Preparing for Winter Weather: Efficiency Steps Retailers Should Take This Season
There's an unpredictability of winter weather that makes the upcoming season especially interesting for meteorologists, and far less enjoyable for anyone who has experienced the shock of a significantly higher energy bill thanks to extreme weather events like those that experienced Texas’ February 2021 storms.
When we look ahead to the colder months, there’s some good news — this winter is likely to be dominated by the effects of a powerful El Niño that began this summer, meaning an above-normal, drier season for much of the northern U.S., and a wetter-than-average winter for the Southeast. We can’t say for certain that this winter won’t bring with it any serious storms and extreme temperature dips, as predicting these weather events is a complicated process and winter storms can’t be forecast more than a week in advance.
With so much weather uncertainty, how can retailers protect themselves from the risk of a larger-than-normal energy bill? The first step is to take control of their efficiency efforts. Second, the prioritization of energy consumption reduction can help retailers take a step towards better budget management.
How Retailers Can Reduce Their Energy Consumption
When saving energy is the main goal, the most effective first step is to enhance efficiency where possible. Start by replacing outdated equipment, retrofitting facilities with LED lighting, installing occupancy sensors, and more. Ensuring a building is fit with the most up-to-date LED bulbs is important as these bulbs typically save 90 percent in energy consumption compared to incandescent lighting.
With most strategic initiatives, improving efficiency takes time and input from key players within a business. Once there’s a plan in place, these practices can almost immediately help lower energy consumption. As for creating a plan, the IGS team almost always begins with the same strategic road map, regardless of a company’s size, sustainability goals or resources.
Step 1: Invite the right people to the conversation.
Consulting with an expert in managing and analyzing data can be especially helpful when the right internal members are present. Retailers are most likely to have success implementing energy efficiency efforts and controlling costs when those who have insight into total energy usage come together with those who are overseeing and helping to pay the bills.
Step 2: Establish a benchmark for your energy usage.
With an understanding of where operations are today, a business can determine when and how it’s using energy, as well as the impact on energy costs. After an energy review with internal and external experts, a real-time monitoring program can be implemented to help identify opportunities for efficiency improvements, benchmark usage before improvements, and verify the impact of these improvements.
Step 3: Get to know your energy bill.
About half of a company’s energy bill is driven by its energy demand. Demand is the measurement of the largest interval of power used during the billing period and consumption is the measurement of the total quantity of power retailers used during the billing period. The demand an organization is billed for represents the peak amount of power used at any one time during the billing period. Energy efficiency efforts help save organizations money by lowering the demand required to run a facility. In turn, being able to flex energy load through efficiency solutions is one of the simplest ways to reduce energy spend.
Regardless of the weather winter brings, these efficiency efforts can go a long way toward helping an organization lower its overall energy spend.
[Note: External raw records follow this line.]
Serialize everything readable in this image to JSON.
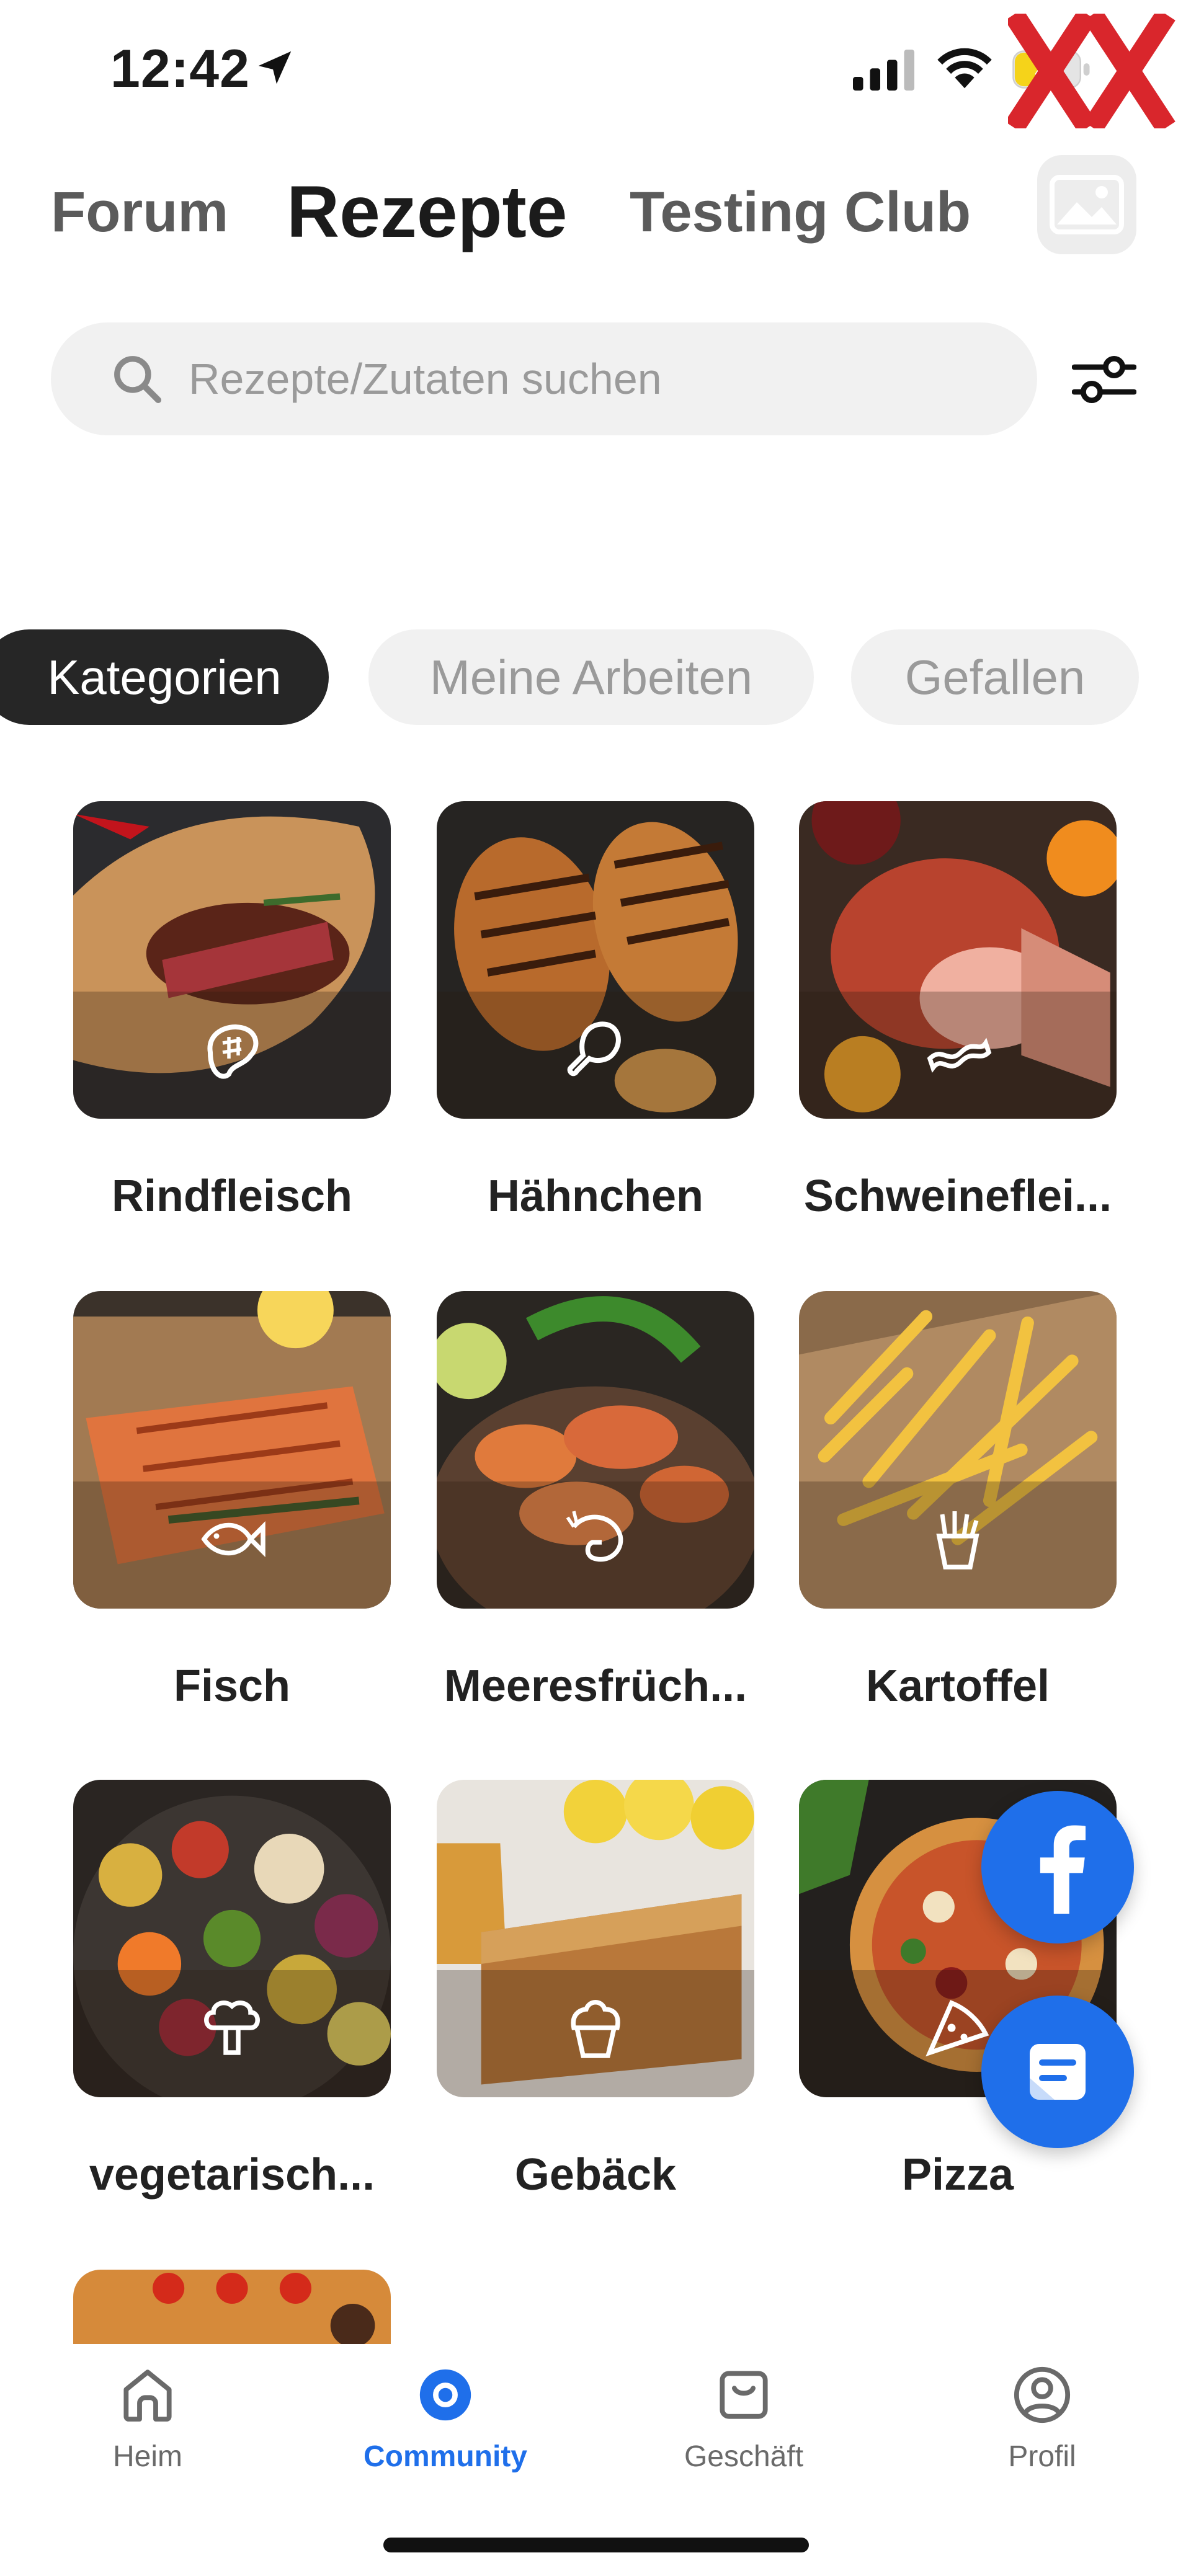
{
  "status_bar": {
    "time": "12:42",
    "battery": "48"
  },
  "top_tabs": {
    "forum": "Forum",
    "rezepte": "Rezepte",
    "testing_club": "Testing Club"
  },
  "search": {
    "placeholder": "Rezepte/Zutaten suchen",
    "value": ""
  },
  "category_tabs": {
    "kategorien": "Kategorien",
    "meine_arbeiten": "Meine Arbeiten",
    "gefallen": "Gefallen"
  },
  "categories": [
    {
      "label": "Rindfleisch",
      "icon": "steak-icon"
    },
    {
      "label": "Hähnchen",
      "icon": "chicken-leg-icon"
    },
    {
      "label": "Schweineflei...",
      "icon": "bacon-icon"
    },
    {
      "label": "Fisch",
      "icon": "fish-icon"
    },
    {
      "label": "Meeresfrüch...",
      "icon": "shrimp-icon"
    },
    {
      "label": "Kartoffel",
      "icon": "fries-icon"
    },
    {
      "label": "vegetarisch...",
      "icon": "broccoli-icon"
    },
    {
      "label": "Gebäck",
      "icon": "cupcake-icon"
    },
    {
      "label": "Pizza",
      "icon": "pizza-slice-icon"
    }
  ],
  "bottom_nav": {
    "heim": "Heim",
    "community": "Community",
    "geschaeft": "Geschäft",
    "profil": "Profil"
  },
  "colors": {
    "accent": "#1f6fea",
    "active_pill": "#262626",
    "pill_inactive": "#f1f1f1",
    "watermark": "#d9262c"
  }
}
And as volatility continues in the energy market, taking control of efficiency efforts will lower consumption and cost and is more important than ever.
Brent Rice is a meteorologist, senior analyst, IGS Energy, a company offering 100 percent green electricity and carbon-neutral natural gas to customers.
Brent Rice is a Meteorologist and Senior Analyst with IGS Energy. As a member of the Forecasting and Supply Analytics team, his responsibilities include offering pertinent weather forecast information to members of the company’s supply team and contributing analytical skills and forecasting expertise to various departmental projects. He received his Bachelor’s degree in Meteorology with a concentration in Weather Risk Management from Penn State University and Master’s degree in Computer Science with a concentration in Machine Learning from Georgia Tech.